  2. Thomas, Happy Memorial Day.

    Many thanks for taking the time to provide your perspectives on this key component of Real Estate Investing math/analysis.  I'm sure there are plenty of folks out there who find this to be an obscure concept, but you lay it all out pretty clearly.  Glad I ran across this Blog piece - am bookmarking immediately.  Have a good one.

    ~  Albert


  3. Good article, thanks. This is useful - plus I love working the numbers when it comes to my investments.

    Listening to some Dave Ramsey (who I actually like) books recently, I noted that he says it should be easy to 12% in a mutual fund. Out of curiosity, I thought I'd look at the S&P 500. So I actually plugged in the annual increase/decrease since 1970. Interestingly, the average was around 12%, but the annualized return was very close to 9%.

    I could have used your formula and saved myself some time. :)

    Cheers.


    1. To me, the scary thing about the "average" rate of return on the S&P 500 is the standard deviation around the "average". I looked at the standard deviation since 2000 and came up with 18%. That's a bell curve with the tails 36% on either side of the 9% average. In his book, Ramsey suggests that it is never too late to get started investing. If you can't afford to lose 27% in a market correction (somebody retiring in near future), then you shouldn't be in the market. There is a time when it is too late.

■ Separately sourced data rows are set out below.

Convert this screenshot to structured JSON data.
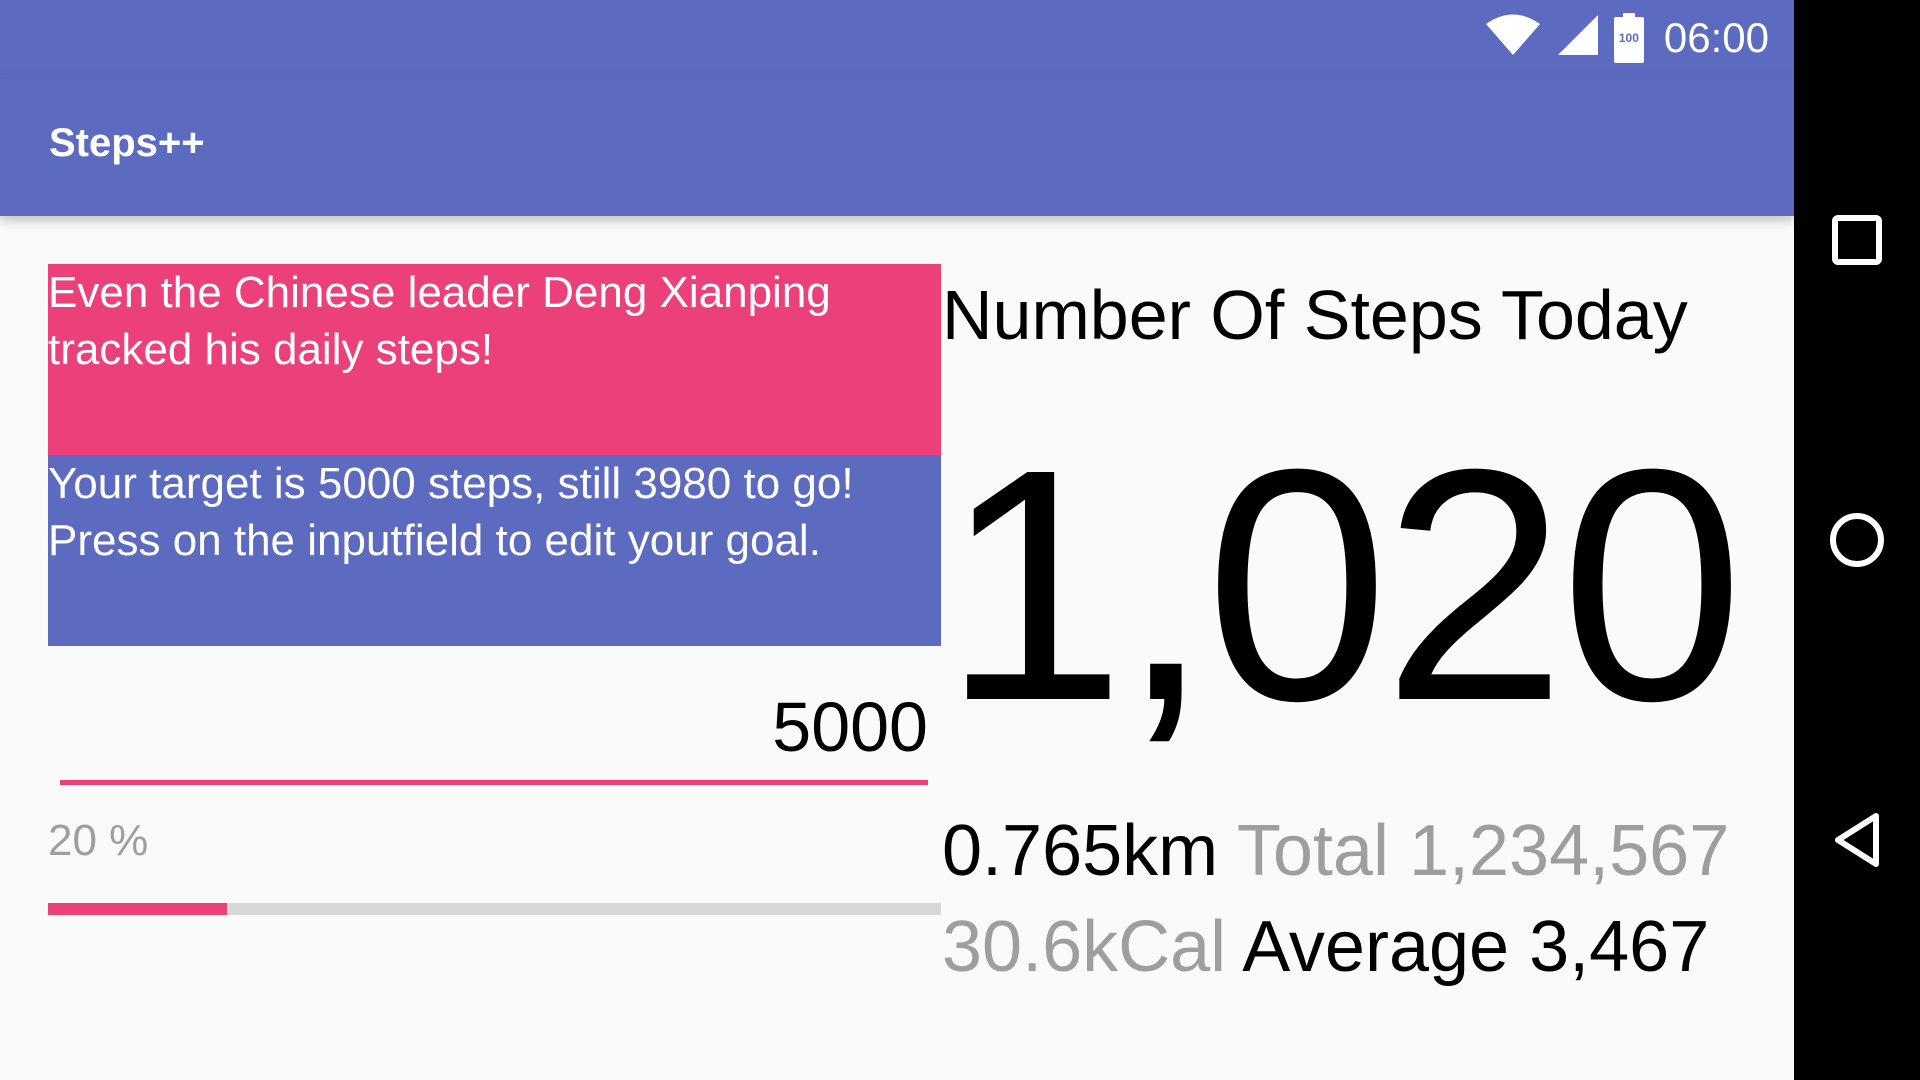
{
  "status_bar": {
    "time": "06:00",
    "battery_level": "100",
    "icons": [
      "wifi-icon",
      "cell-signal-icon",
      "battery-icon"
    ]
  },
  "app_bar": {
    "title": "Steps++"
  },
  "left_panel": {
    "motivation_text": "Even the Chinese leader Deng Xianping tracked his daily steps!",
    "goal_text": "Your target is 5000 steps, still 3980 to go! Press on the inputfield to edit your goal.",
    "goal_input_value": "5000",
    "progress_label": "20 %",
    "progress_fraction": 0.2
  },
  "right_panel": {
    "title": "Number Of Steps Today",
    "steps_today": "1,020",
    "distance": "0.765km",
    "total_label": "Total 1,234,567",
    "calories": "30.6kCal",
    "average_label": "Average 3,467"
  },
  "navigation_bar": {
    "buttons": [
      "recents-icon",
      "home-icon",
      "back-icon"
    ]
  },
  "colors": {
    "primary": "#5c6bc0",
    "accent": "#ec407a",
    "secondary_text": "#9e9e9e",
    "background": "#fafafa"
  }
}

  4. Duane gets the right answer. If the market index was at 1549.38 and grew at 3.85% for 8.5 years, the market would be 2,136 now. 


  5. Use Excel formula- Rate --- =RATE(8,0,-1549.38,2096.48,0) - it returns 3.85% close enough.

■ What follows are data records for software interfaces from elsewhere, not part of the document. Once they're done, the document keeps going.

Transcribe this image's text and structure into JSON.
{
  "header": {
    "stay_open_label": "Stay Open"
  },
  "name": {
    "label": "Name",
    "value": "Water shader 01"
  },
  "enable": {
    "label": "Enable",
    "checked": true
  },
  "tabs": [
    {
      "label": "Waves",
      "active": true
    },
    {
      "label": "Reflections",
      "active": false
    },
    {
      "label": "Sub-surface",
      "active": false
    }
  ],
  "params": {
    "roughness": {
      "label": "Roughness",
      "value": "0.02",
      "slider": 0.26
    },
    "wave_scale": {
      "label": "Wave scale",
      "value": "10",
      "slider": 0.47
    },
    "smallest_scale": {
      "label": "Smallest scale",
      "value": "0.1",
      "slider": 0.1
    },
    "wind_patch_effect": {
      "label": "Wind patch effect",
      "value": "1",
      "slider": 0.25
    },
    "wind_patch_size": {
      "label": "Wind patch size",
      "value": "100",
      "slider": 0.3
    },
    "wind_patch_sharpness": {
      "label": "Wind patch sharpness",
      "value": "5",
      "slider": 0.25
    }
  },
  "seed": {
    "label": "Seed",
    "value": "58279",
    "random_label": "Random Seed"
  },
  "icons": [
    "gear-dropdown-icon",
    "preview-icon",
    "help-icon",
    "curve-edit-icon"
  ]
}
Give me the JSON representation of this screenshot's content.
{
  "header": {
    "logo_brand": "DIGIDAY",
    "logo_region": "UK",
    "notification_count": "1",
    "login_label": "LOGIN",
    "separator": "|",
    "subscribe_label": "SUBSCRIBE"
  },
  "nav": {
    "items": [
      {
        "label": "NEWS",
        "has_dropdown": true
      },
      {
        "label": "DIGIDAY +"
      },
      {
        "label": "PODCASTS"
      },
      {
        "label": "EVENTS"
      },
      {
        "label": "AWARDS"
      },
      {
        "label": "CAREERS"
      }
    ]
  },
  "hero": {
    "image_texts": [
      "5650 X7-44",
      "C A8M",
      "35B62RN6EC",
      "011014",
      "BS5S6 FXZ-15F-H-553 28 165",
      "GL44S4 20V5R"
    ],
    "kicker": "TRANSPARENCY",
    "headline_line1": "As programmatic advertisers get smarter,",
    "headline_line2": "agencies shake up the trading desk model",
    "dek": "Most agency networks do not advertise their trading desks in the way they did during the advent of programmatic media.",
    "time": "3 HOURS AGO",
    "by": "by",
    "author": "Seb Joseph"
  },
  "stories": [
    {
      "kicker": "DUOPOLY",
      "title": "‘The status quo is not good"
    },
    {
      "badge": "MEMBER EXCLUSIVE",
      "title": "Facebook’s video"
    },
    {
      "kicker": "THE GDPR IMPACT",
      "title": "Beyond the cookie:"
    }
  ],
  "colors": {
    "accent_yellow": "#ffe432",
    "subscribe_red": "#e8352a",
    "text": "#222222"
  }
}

    For the "50% return over 8 years" - > =RATE(8,0,-100,150,0) - returns 5.2%


  6. I calculate the answer as follows:  

    Assuming Monthly Compounding

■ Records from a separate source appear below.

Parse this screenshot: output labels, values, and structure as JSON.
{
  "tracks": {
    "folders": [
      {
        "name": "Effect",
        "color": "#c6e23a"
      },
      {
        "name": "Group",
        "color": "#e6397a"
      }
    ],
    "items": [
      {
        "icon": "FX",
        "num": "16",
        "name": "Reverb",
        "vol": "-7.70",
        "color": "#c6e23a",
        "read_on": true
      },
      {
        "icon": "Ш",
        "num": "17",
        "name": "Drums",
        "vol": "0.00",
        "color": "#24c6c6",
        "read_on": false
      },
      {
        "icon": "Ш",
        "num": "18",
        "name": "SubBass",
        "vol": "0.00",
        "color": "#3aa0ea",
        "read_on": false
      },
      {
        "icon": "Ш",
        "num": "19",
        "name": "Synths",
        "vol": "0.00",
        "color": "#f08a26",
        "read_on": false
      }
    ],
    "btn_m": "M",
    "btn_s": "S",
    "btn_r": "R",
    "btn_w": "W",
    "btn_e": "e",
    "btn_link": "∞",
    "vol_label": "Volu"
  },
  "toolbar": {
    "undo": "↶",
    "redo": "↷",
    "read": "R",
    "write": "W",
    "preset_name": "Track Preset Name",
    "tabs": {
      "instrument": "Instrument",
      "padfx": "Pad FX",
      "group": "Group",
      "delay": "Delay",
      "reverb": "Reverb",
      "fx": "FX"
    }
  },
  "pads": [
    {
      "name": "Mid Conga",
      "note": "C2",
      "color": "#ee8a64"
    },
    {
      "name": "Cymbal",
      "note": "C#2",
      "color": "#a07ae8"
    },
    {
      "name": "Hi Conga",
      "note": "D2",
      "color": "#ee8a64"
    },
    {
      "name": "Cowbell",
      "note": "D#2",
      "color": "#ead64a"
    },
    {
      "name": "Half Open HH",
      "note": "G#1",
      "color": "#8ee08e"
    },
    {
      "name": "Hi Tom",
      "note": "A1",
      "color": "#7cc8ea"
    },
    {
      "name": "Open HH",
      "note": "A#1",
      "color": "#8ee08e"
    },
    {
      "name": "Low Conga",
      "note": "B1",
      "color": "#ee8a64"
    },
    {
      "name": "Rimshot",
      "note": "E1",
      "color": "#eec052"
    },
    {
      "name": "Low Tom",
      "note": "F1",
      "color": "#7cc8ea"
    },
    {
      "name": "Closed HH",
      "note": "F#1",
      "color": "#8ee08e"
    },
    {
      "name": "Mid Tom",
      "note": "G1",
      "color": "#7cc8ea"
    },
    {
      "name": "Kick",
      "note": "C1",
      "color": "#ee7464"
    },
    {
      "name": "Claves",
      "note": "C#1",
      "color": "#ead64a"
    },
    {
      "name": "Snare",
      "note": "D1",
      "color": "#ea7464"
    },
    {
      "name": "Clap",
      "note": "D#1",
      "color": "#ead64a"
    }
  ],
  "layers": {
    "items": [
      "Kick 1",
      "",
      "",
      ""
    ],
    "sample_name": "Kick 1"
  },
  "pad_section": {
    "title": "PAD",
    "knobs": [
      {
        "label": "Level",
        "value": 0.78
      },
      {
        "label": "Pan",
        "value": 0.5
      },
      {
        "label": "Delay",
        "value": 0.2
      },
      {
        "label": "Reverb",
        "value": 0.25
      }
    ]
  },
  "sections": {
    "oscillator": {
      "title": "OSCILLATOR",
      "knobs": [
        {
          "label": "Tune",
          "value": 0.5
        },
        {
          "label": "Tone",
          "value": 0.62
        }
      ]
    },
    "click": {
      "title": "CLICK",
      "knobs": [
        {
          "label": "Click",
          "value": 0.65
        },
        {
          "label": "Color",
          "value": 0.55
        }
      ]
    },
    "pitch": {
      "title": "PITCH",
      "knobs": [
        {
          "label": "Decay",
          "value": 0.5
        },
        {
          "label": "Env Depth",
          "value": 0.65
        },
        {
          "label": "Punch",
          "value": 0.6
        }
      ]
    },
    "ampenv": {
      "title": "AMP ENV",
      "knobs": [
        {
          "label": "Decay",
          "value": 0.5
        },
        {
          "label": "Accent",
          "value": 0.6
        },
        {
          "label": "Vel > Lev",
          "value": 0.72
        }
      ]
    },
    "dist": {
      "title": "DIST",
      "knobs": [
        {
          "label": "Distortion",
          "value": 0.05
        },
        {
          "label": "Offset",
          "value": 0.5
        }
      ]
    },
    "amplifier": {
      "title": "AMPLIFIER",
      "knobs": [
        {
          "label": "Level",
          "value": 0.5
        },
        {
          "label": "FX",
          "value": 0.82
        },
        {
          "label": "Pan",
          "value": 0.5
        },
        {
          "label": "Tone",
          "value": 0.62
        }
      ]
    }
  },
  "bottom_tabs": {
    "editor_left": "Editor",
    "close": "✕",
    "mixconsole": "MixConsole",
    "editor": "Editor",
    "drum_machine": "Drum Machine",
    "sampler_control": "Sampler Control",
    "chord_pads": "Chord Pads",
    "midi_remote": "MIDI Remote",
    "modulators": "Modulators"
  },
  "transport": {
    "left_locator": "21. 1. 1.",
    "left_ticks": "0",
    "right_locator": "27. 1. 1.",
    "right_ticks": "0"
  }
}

    V0 - 1549.38 - S&P 500 10/2007 

    Vn - 2096.48 - S&P 500 04/2016 

    n - number of compounding periods (4/2016 - 10/2007) or 102 

    Algebraic Formula = (((Vn/V0)^(1/n))^12)-1 = Annual Return

    Vn/V0 = 1.353109 

    1.353109^(1/102) = 1.0029692

    (1.0029692^12)-1 = 3.62% Annual Return 

    3.62% Annual Return     


  7. great article, I see people using the average all of the time, ignoring what they have added in cash, or not counting the losses they have hit.  In addition, when considering rei, most that have never done it only consider the tax breaks and appreciation and minimizing the value of leverage, cash flow, and principle pay down, not to mention my favorite aspect, control.


    1. Pete - The other common mistake is to not put any value on your own time when you do the work yourself. I've got a buddy who is a 6-figure a year earner and he bragged about his return on tax deed property he bought at auction, fixed up, and sold. If he accounted for his true $100/hour cost, I'm pretty sure the margins would not have been brag-worthy.